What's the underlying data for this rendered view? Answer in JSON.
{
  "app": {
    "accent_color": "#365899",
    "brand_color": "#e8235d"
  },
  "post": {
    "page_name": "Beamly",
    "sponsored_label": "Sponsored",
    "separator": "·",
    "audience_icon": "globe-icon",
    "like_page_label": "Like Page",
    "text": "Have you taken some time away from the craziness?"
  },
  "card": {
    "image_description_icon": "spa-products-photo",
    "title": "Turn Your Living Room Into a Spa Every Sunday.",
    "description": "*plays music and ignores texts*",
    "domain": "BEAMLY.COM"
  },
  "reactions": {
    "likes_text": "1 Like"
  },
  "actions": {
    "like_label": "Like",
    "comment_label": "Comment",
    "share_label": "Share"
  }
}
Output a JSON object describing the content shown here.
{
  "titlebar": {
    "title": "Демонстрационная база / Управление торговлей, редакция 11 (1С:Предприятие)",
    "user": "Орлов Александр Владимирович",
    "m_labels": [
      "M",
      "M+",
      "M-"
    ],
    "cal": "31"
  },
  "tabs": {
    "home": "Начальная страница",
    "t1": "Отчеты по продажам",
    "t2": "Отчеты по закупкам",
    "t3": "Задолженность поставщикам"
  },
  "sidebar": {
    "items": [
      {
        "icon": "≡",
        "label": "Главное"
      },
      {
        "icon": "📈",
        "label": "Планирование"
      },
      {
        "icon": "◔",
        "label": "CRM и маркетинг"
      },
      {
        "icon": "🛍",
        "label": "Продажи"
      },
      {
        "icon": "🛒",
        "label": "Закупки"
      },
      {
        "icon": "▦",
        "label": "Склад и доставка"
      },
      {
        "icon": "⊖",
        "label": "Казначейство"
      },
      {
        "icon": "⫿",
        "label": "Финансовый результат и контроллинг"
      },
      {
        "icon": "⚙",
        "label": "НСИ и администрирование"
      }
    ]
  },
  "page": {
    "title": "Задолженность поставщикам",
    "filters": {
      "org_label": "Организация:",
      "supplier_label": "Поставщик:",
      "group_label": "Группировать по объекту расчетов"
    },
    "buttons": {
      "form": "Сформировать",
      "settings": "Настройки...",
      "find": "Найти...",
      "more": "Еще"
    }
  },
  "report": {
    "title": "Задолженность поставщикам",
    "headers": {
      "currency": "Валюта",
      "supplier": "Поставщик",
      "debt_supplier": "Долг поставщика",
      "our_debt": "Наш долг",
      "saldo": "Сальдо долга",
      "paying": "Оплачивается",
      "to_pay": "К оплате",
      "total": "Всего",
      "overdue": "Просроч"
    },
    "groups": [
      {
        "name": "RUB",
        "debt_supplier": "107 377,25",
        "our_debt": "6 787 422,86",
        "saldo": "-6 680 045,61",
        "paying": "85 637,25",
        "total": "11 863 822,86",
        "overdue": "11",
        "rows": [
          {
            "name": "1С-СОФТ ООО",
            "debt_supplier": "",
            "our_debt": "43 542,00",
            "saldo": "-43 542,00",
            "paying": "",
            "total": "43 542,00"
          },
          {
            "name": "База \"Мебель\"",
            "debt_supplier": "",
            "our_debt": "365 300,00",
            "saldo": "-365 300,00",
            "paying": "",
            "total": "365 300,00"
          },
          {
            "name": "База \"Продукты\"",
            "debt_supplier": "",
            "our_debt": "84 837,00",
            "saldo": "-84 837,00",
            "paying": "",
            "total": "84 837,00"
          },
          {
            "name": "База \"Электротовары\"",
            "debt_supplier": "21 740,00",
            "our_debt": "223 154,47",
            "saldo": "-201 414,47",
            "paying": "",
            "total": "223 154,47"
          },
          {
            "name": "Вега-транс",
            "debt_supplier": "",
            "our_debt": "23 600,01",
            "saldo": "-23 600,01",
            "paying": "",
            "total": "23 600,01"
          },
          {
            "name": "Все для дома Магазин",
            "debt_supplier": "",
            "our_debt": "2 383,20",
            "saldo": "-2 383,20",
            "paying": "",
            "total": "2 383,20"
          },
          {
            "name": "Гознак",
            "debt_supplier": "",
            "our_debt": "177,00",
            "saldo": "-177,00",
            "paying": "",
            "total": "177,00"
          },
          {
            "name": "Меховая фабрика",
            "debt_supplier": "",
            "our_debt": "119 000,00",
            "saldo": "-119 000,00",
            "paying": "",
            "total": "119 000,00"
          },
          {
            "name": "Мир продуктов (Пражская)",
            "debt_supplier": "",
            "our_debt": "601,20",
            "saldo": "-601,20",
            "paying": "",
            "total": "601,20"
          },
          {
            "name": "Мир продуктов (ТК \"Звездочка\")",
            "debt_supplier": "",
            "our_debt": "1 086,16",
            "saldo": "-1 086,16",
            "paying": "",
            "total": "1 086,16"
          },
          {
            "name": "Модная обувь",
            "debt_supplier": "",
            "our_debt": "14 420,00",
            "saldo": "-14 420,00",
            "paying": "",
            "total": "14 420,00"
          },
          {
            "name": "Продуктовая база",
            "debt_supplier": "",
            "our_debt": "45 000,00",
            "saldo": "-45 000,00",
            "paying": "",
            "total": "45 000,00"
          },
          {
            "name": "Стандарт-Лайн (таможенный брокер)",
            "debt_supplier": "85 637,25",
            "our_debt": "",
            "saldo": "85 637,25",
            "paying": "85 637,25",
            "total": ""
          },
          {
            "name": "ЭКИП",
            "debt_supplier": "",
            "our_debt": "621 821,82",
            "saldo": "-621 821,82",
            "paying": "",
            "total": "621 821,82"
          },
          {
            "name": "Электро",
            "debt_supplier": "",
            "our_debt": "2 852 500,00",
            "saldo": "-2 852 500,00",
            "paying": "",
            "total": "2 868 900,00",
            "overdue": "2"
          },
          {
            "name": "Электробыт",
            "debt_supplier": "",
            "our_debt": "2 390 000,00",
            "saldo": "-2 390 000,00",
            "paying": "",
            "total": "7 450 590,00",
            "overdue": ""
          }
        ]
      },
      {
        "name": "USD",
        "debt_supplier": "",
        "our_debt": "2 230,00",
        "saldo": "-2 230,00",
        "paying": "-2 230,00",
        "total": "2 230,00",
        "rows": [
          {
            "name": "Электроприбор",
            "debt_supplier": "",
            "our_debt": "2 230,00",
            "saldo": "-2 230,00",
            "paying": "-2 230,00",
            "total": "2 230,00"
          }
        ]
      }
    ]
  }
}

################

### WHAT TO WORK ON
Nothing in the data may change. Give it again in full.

### RESULT
What's the underlying data for this rendered view? Answer in JSON.
{
  "app": {
    "accent_color": "#365899",
    "brand_color": "#e8235d"
  },
  "post": {
    "page_name": "Beamly",
    "sponsored_label": "Sponsored",
    "separator": "·",
    "audience_icon": "globe-icon",
    "like_page_label": "Like Page",
    "text": "Have you taken some time away from the craziness?"
  },
  "card": {
    "image_description_icon": "spa-products-photo",
    "title": "Turn Your Living Room Into a Spa Every Sunday.",
    "description": "*plays music and ignores texts*",
    "domain": "BEAMLY.COM"
  },
  "reactions": {
    "likes_text": "1 Like"
  },
  "actions": {
    "like_label": "Like",
    "comment_label": "Comment",
    "share_label": "Share"
  }
}
Output a JSON object describing the content shown here.
{
  "titlebar": {
    "title": "Демонстрационная база / Управление торговлей, редакция 11 (1С:Предприятие)",
    "user": "Орлов Александр Владимирович",
    "m_labels": [
      "M",
      "M+",
      "M-"
    ],
    "cal": "31"
  },
  "tabs": {
    "home": "Начальная страница",
    "t1": "Отчеты по продажам",
    "t2": "Отчеты по закупкам",
    "t3": "Задолженность поставщикам"
  },
  "sidebar": {
    "items": [
      {
        "icon": "≡",
        "label": "Главное"
      },
      {
        "icon": "📈",
        "label": "Планирование"
      },
      {
        "icon": "◔",
        "label": "CRM и маркетинг"
      },
      {
        "icon": "🛍",
        "label": "Продажи"
      },
      {
        "icon": "🛒",
        "label": "Закупки"
      },
      {
        "icon": "▦",
        "label": "Склад и доставка"
      },
      {
        "icon": "⊖",
        "label": "Казначейство"
      },
      {
        "icon": "⫿",
        "label": "Финансовый результат и контроллинг"
      },
      {
        "icon": "⚙",
        "label": "НСИ и администрирование"
      }
    ]
  },
  "page": {
    "title": "Задолженность поставщикам",
    "filters": {
      "org_label": "Организация:",
      "supplier_label": "Поставщик:",
      "group_label": "Группировать по объекту расчетов"
    },
    "buttons": {
      "form": "Сформировать",
      "settings": "Настройки...",
      "find": "Найти...",
      "more": "Еще"
    }
  },
  "report": {
    "title": "Задолженность поставщикам",
    "headers": {
      "currency": "Валюта",
      "supplier": "Поставщик",
      "debt_supplier": "Долг поставщика",
      "our_debt": "Наш долг",
      "saldo": "Сальдо долга",
      "paying": "Оплачивается",
      "to_pay": "К оплате",
      "total": "Всего",
      "overdue": "Просроч"
    },
    "groups": [
      {
        "name": "RUB",
        "debt_supplier": "107 377,25",
        "our_debt": "6 787 422,86",
        "saldo": "-6 680 045,61",
        "paying": "85 637,25",
        "total": "11 863 822,86",
        "overdue": "11",
        "rows": [
          {
            "name": "1С-СОФТ ООО",
            "debt_supplier": "",
            "our_debt": "43 542,00",
            "saldo": "-43 542,00",
            "paying": "",
            "total": "43 542,00"
          },
          {
            "name": "База \"Мебель\"",
            "debt_supplier": "",
            "our_debt": "365 300,00",
            "saldo": "-365 300,00",
            "paying": "",
            "total": "365 300,00"
          },
          {
            "name": "База \"Продукты\"",
            "debt_supplier": "",
            "our_debt": "84 837,00",
            "saldo": "-84 837,00",
            "paying": "",
            "total": "84 837,00"
          },
          {
            "name": "База \"Электротовары\"",
            "debt_supplier": "21 740,00",
            "our_debt": "223 154,47",
            "saldo": "-201 414,47",
            "paying": "",
            "total": "223 154,47"
          },
          {
            "name": "Вега-транс",
            "debt_supplier": "",
            "our_debt": "23 600,01",
            "saldo": "-23 600,01",
            "paying": "",
            "total": "23 600,01"
          },
          {
            "name": "Все для дома Магазин",
            "debt_supplier": "",
            "our_debt": "2 383,20",
            "saldo": "-2 383,20",
            "paying": "",
            "total": "2 383,20"
          },
          {
            "name": "Гознак",
            "debt_supplier": "",
            "our_debt": "177,00",
            "saldo": "-177,00",
            "paying": "",
            "total": "177,00"
          },
          {
            "name": "Меховая фабрика",
            "debt_supplier": "",
            "our_debt": "119 000,00",
            "saldo": "-119 000,00",
            "paying": "",
            "total": "119 000,00"
          },
          {
            "name": "Мир продуктов (Пражская)",
            "debt_supplier": "",
            "our_debt": "601,20",
            "saldo": "-601,20",
            "paying": "",
            "total": "601,20"
          },
          {
            "name": "Мир продуктов (ТК \"Звездочка\")",
            "debt_supplier": "",
            "our_debt": "1 086,16",
            "saldo": "-1 086,16",
            "paying": "",
            "total": "1 086,16"
          },
          {
            "name": "Модная обувь",
            "debt_supplier": "",
            "our_debt": "14 420,00",
            "saldo": "-14 420,00",
            "paying": "",
            "total": "14 420,00"
          },
          {
            "name": "Продуктовая база",
            "debt_supplier": "",
            "our_debt": "45 000,00",
            "saldo": "-45 000,00",
            "paying": "",
            "total": "45 000,00"
          },
          {
            "name": "Стандарт-Лайн (таможенный брокер)",
            "debt_supplier": "85 637,25",
            "our_debt": "",
            "saldo": "85 637,25",
            "paying": "85 637,25",
            "total": ""
          },
          {
            "name": "ЭКИП",
            "debt_supplier": "",
            "our_debt": "621 821,82",
            "saldo": "-621 821,82",
            "paying": "",
            "total": "621 821,82"
          },
          {
            "name": "Электро",
            "debt_supplier": "",
            "our_debt": "2 852 500,00",
            "saldo": "-2 852 500,00",
            "paying": "",
            "total": "2 868 900,00",
            "overdue": "2"
          },
          {
            "name": "Электробыт",
            "debt_supplier": "",
            "our_debt": "2 390 000,00",
            "saldo": "-2 390 000,00",
            "paying": "",
            "total": "7 450 590,00",
            "overdue": ""
          }
        ]
      },
      {
        "name": "USD",
        "debt_supplier": "",
        "our_debt": "2 230,00",
        "saldo": "-2 230,00",
        "paying": "-2 230,00",
        "total": "2 230,00",
        "rows": [
          {
            "name": "Электроприбор",
            "debt_supplier": "",
            "our_debt": "2 230,00",
            "saldo": "-2 230,00",
            "paying": "-2 230,00",
            "total": "2 230,00"
          }
        ]
      }
    ]
  }
}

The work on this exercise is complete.